“It’s one year at community college. So if I’m a certified nursing assistant who has a high school education or a medical assistant who has a high school education, often I want to go to work as an LPN, get into the nursing workforce, get a license,” Fraher said.

She said having that ladder to BSN is increasingly important, as even rural hospital systems have put more emphasis on nurses earning a bachelor’s degree. Some hospitals are moving toward only hiring BSNs; they often hire a nurse with an associate’s degree with the proviso he or she finish a bachelor’s degree in a set period of time.

BSN nurses make up about a third of the nursing workforce, and that percentage is growing rapidly. A landmark study by the U.S. Institute of Medicine said that nursing should move within the coming decade toward requiring that all nurses have a bachelor’s degree.

Chart courtesy Erin Fraher, Cecil B. Sheps Center for Health Systems Research at UNC-Chapel Hill

Luckily, Fraher said, many nurses are choosing to work in the rural counties they’re from. She’s found in her research that training nurses from rural counties to become BSNs does not keep them from returning home.

“I lecture around the country, and about 10 years ago I stood up and said, ‘This BSN thing, this is going to be a problem because nurses are going to go to the university, they’re going to stay in the big city and we’re going to lose them to the rural communities,’” Fraher said. “I was wrong.”

She said the UNC system has done a good job of getting BSN education out into rural areas.

In a cohort of associate’s degree nurses Fraher studied, those from rural counties who got BSNs were twice as likely as those from more urban counties to practice in rural areas and three times more likely to practice in the most distressed counties.

“It’s good news,” Fraher told lawmakers. “So any way that you can support continued diffusion of baccalaureate education out into rural communities is really important.”

New skills

But those nurses in rural areas who advanced their education were more likely to change jobs once they got a BSN, Fraher said.

Increasingly, the staffs at nursing homes and assisted-living and long-term care facilities are LPNs and associate’s degree nurses. But once they move up, they move on.

“[They were] much less likely to stay in home care, hospice, geriatric care,” Fraher said, areas where nurses are very much needed.

“We’re all getting older, and we’d like those nurses to be there,” she said.
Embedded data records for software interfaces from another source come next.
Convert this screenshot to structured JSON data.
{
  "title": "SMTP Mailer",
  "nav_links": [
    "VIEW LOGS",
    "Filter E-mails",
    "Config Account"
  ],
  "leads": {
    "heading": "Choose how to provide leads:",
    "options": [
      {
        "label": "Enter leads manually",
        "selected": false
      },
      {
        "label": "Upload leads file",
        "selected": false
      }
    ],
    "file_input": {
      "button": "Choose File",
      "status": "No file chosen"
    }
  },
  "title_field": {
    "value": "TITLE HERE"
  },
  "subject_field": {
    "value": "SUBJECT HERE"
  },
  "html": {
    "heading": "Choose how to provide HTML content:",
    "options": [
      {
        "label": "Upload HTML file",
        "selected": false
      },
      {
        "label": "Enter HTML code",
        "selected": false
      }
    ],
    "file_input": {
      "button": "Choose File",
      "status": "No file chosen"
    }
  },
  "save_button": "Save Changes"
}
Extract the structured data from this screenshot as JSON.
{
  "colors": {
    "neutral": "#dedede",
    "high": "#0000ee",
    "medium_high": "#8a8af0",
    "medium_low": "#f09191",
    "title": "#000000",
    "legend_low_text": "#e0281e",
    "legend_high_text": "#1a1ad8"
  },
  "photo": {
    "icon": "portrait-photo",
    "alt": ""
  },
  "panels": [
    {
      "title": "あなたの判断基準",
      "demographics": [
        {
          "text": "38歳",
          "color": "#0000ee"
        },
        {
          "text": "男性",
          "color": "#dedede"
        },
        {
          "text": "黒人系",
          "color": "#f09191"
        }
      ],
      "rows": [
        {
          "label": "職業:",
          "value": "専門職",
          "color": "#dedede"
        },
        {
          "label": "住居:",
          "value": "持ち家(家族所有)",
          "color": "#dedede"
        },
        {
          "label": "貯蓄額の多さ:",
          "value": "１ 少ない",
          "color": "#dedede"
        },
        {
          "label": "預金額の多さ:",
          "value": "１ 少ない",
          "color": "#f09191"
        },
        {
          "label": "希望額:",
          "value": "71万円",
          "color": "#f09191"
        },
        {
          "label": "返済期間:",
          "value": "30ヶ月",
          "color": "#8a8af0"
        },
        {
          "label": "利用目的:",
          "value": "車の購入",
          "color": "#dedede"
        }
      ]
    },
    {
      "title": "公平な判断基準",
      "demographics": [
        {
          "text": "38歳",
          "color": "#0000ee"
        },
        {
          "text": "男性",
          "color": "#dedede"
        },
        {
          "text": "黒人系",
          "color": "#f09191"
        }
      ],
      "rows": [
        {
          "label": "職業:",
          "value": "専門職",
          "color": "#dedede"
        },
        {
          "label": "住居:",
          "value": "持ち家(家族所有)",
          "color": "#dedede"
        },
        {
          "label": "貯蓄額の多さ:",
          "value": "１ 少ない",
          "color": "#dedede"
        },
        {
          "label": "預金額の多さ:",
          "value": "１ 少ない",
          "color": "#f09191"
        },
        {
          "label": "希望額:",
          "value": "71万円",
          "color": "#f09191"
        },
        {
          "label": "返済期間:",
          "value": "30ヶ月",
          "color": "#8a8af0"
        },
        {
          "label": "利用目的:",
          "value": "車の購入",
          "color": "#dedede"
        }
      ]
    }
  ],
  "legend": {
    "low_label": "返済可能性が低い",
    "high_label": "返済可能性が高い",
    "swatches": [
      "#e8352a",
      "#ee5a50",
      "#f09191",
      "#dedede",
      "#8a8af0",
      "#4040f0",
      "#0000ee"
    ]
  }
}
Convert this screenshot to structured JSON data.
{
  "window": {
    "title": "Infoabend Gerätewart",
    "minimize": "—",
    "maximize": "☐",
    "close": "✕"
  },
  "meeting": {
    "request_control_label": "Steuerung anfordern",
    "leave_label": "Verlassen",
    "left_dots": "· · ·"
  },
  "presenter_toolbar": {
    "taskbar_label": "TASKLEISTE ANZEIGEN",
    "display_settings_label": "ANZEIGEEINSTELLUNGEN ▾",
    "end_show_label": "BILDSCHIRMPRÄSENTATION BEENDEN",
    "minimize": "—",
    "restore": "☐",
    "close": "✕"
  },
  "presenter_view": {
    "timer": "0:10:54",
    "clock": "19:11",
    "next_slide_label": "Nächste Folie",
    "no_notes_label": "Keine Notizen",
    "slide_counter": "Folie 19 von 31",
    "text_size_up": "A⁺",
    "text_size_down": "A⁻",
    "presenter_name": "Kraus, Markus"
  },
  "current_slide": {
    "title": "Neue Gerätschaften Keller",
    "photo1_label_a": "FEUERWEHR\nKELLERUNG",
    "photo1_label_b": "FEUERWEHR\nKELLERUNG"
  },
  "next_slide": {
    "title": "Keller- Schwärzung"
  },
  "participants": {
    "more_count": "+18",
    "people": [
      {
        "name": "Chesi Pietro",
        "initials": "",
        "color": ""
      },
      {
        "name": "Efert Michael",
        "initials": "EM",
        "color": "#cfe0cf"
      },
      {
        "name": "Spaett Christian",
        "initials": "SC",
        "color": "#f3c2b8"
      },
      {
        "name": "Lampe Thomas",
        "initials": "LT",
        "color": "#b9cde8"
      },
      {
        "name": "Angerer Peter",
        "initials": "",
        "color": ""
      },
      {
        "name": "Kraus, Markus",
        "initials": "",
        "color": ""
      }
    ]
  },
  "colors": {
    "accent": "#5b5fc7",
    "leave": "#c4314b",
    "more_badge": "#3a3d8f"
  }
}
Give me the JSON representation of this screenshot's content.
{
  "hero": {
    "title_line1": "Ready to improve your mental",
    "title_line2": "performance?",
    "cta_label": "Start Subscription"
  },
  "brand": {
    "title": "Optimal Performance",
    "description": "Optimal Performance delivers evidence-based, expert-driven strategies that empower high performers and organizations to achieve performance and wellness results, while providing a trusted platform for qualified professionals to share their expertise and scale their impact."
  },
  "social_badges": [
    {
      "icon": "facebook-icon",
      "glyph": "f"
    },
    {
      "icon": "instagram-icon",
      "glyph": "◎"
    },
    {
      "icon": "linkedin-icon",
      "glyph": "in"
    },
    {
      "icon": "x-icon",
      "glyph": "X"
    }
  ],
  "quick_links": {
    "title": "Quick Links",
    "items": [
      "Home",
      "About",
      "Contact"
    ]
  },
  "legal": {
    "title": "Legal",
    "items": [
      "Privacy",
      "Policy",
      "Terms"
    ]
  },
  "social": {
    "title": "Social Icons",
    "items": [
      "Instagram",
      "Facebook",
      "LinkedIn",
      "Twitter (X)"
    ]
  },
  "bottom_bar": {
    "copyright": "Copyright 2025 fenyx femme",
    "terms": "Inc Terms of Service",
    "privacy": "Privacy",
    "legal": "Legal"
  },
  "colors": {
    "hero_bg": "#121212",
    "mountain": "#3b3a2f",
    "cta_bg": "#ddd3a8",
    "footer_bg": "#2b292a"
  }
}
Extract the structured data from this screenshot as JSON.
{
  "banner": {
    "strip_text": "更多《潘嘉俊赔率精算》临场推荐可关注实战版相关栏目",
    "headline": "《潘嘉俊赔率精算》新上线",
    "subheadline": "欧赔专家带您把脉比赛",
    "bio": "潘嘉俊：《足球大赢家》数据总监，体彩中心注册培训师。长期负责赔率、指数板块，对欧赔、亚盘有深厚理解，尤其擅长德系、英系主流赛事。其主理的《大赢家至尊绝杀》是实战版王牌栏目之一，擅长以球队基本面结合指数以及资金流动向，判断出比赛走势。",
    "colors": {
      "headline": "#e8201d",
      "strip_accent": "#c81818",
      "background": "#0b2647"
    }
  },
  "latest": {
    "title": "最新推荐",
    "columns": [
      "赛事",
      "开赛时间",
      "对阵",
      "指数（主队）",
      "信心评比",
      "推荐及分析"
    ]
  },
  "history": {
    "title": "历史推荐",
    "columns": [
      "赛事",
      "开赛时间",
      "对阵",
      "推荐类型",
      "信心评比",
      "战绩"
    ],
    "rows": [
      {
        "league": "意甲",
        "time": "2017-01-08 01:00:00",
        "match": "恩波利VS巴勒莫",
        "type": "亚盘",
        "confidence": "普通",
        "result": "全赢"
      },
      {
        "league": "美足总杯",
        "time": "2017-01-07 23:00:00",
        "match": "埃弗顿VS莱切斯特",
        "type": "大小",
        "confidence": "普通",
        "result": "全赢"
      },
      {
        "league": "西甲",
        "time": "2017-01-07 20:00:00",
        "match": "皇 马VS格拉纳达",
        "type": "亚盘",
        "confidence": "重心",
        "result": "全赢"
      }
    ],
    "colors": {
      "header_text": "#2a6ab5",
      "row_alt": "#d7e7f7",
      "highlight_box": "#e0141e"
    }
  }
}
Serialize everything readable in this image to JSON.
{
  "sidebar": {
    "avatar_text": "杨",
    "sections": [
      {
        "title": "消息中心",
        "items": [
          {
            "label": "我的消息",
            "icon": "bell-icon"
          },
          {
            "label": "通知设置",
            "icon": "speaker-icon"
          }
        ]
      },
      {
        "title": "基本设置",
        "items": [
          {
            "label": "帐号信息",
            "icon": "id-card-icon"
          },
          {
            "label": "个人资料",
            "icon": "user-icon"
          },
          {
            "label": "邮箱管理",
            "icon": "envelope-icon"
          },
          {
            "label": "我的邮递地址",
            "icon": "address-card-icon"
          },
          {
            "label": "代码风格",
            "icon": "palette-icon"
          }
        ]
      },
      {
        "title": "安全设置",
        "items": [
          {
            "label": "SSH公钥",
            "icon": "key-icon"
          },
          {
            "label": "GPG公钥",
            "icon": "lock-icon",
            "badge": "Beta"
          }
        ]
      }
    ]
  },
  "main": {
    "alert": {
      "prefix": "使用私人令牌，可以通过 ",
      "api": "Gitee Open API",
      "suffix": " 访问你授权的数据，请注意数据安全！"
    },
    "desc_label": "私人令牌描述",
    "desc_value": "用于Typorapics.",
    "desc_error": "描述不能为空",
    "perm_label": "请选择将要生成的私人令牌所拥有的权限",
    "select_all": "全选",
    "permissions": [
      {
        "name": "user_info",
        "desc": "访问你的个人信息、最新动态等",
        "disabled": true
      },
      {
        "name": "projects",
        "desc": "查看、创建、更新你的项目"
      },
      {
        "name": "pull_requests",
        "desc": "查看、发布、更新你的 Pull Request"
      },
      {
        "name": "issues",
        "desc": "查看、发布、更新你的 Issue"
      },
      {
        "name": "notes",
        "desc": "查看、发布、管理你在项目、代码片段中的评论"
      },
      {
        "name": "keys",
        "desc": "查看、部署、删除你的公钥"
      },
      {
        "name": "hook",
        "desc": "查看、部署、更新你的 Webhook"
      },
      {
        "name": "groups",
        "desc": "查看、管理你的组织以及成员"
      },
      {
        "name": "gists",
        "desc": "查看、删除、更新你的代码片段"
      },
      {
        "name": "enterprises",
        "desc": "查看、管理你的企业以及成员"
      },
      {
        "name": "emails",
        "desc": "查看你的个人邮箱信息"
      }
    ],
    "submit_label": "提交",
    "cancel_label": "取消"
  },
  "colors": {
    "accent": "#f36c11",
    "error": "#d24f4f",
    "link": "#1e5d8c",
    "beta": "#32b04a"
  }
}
Fraher also said nursing education needs to change to reflect the new emphasis on “population health” in the health care system. But nurses still tend to train in hospitals and with acutely ill patients; they don’t train as much on keeping people healthy.

For example, Fraher said she recently learned that LPNs get training in obstetrics.

“But most LPNs are working in long-term care and geriatrics, where there really isn’t that much obstetrics happening,” she said. “There needs to be a better alignment between where we know these nursing jobs are going to be in terms of the types of care they’ll be providing in the health care system itself.”

Fraher said nursing educators need to think about more community-based rotations, more mental health training, more public health training, more population health management.

“We need to redirect those resources we would have put into expanding enrollments into redesigning curricula, into finding ways to retool our existing workforce to give them the skills they need,” she said.

“The health care system is changing, right? We know it’s changing. So how do you retool the workforce to get them where they’re needed,” Fraher said after the meeting. “Just because we don’t have a nursing shortage doesn’t mean we can take our foot off the gas.”

[box style=”2″]This story was made possible by a grant from the Winston-Salem Foundation to examine issues in rural health in North Carolina. [/box]

Rose Hoban

Rose Hoban is the founder and editor of NC Health News, as well as being the state government reporter. Hoban has been a registered nurse since 1992, but transitioned to journalism after earning degrees...